Colin Singleton is an anagram loving child prodigy who has only one friend and strangely a lot of girlfriends, all named Katherines. After he gets dumped by the 19th Katherine, he sets off on a road trip with his Lebanese friend, Hassan. The two find themselves in Gutshot, Tennessee, where they meet Hollis and Lindsey, and find a job gathering stories from locals for some project. Colin finds himself consumed by trying to prove his Theorem of Underlying Katherine Predictability, which would predict his relationship with the next Katherine, and along the way (just like the other John Green books), our hero finds out more about himself.

The best thing about An Abundance of Katherines is how quirky the entire book is. It’s not just the characters or the story but how it was also written. Math geeks would definitely be happy about the Theorem of Underlying Katherine Predictability, with graphs and whatnot inside the book. I love the little footnotes on the pages that translates some of the words Colin and Hassan say, as well as little anecdotes about Colin and his own quirkiness. If you don’t like math, well, don’t worry either. I’m pretty sure you will still enjoy this book because you don’t really need math to understand the graphs or equations. You don’t really need to understand them, anyway,  but if you’re like me who doesn’t really like math but want to understand things, there’s an appendix right at the end of the book that explains the equations and graphs. It reminds me a bit of analytic geometry in high school, but in a more fun scale. Why didn’t we have this book back then?

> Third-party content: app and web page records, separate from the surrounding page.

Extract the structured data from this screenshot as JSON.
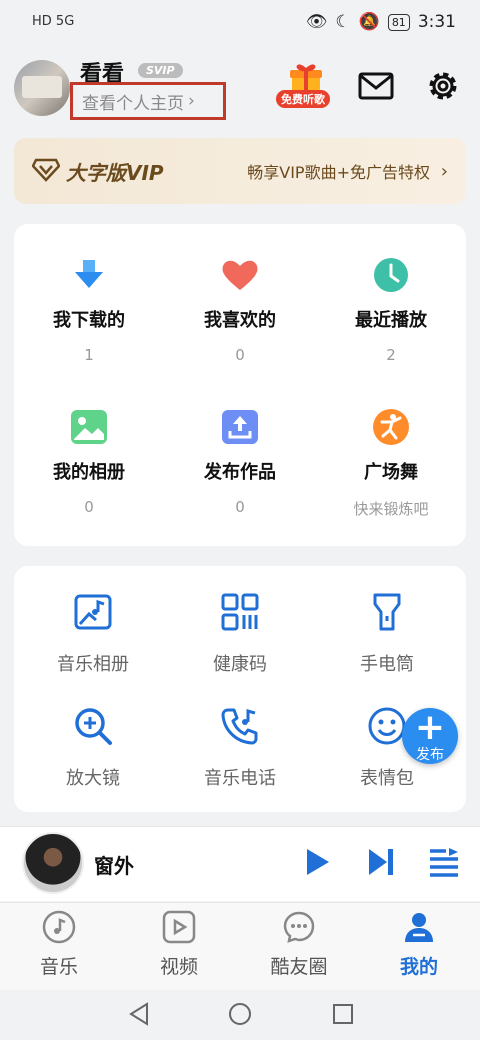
{
  "status_bar": {
    "left": "HD 5G",
    "battery": "81",
    "time": "3:31"
  },
  "header": {
    "username": "看看",
    "svip_badge": "SVIP",
    "profile_link": "查看个人主页",
    "gift_badge": "免费听歌"
  },
  "vip_banner": {
    "title": "大字版VIP",
    "desc": "畅享VIP歌曲+免广告特权"
  },
  "stats": [
    {
      "title": "我下载的",
      "value": "1",
      "icon": "download-icon"
    },
    {
      "title": "我喜欢的",
      "value": "0",
      "icon": "heart-icon"
    },
    {
      "title": "最近播放",
      "value": "2",
      "icon": "clock-icon"
    },
    {
      "title": "我的相册",
      "value": "0",
      "icon": "photo-icon"
    },
    {
      "title": "发布作品",
      "value": "0",
      "icon": "upload-icon"
    },
    {
      "title": "广场舞",
      "value": "快来锻炼吧",
      "icon": "dance-icon"
    }
  ],
  "tools": [
    {
      "label": "音乐相册",
      "icon": "music-album-icon"
    },
    {
      "label": "健康码",
      "icon": "qr-code-icon"
    },
    {
      "label": "手电筒",
      "icon": "flashlight-icon"
    },
    {
      "label": "放大镜",
      "icon": "magnifier-icon"
    },
    {
      "label": "音乐电话",
      "icon": "phone-music-icon"
    },
    {
      "label": "表情包",
      "icon": "emoji-icon"
    }
  ],
  "fab": {
    "label": "发布"
  },
  "player": {
    "song": "窗外"
  },
  "nav": [
    {
      "label": "音乐",
      "icon": "music-note-icon"
    },
    {
      "label": "视频",
      "icon": "video-icon"
    },
    {
      "label": "酷友圈",
      "icon": "chat-icon"
    },
    {
      "label": "我的",
      "icon": "user-icon"
    }
  ],
  "colors": {
    "accent": "#1f6fd6",
    "highlight_box": "#c0392b",
    "vip_text": "#6b4a1e"
  }
}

I love that this book not only talks about relationships and dumping, but it also manages to touch a bit on reading, books and telling stories — three things I like. I’ve never actually been a Dumpee or a Dumper (that is, in a “proper” relationship sense. By proper, I mean actual real relationships where both parties are in it, and not just one pining after the other, or what I like to call “Almost there, but not quite”. Okay, Dingleberries! :P), so I couldn’t really relate to that, but I like how there were some parts of Colin that I could relate to, particularly in books. I really liked one of his last Eureka moments, particularly this quote:

Even if it’s a dumb story, telling it changes other people just the slightest little bit, just as living the story changes me. An infinitesimal change. And that infinitesimal change ripples outward – ever smaller but everlasting. I will get forgotten, but the stories will last. And so we all matter – maybe less than a lot, but always more than some.

This really makes me wonder why I waited so long to read John Green’s books. But no matter, I’m glad I read them now. This makes me want to go to the book store and search for his works (namely Let It Snow, Geektastic, 21 Proms, and Will Grayson Will Grayson). More John Green over here, please.

Oh, and in case you’re wondering how this compares to Paper Towns for me? It’s a tie, really. I can’t pick which is better. But An Abundance of Katherines definitely has the happiest ending among all John Green books, so that’s something to keep in mind if you’re wondering which to read first. :)

Rating:

Other reviews:
Chachic’s Book Nook
Book Harbinger
The Book Smugglers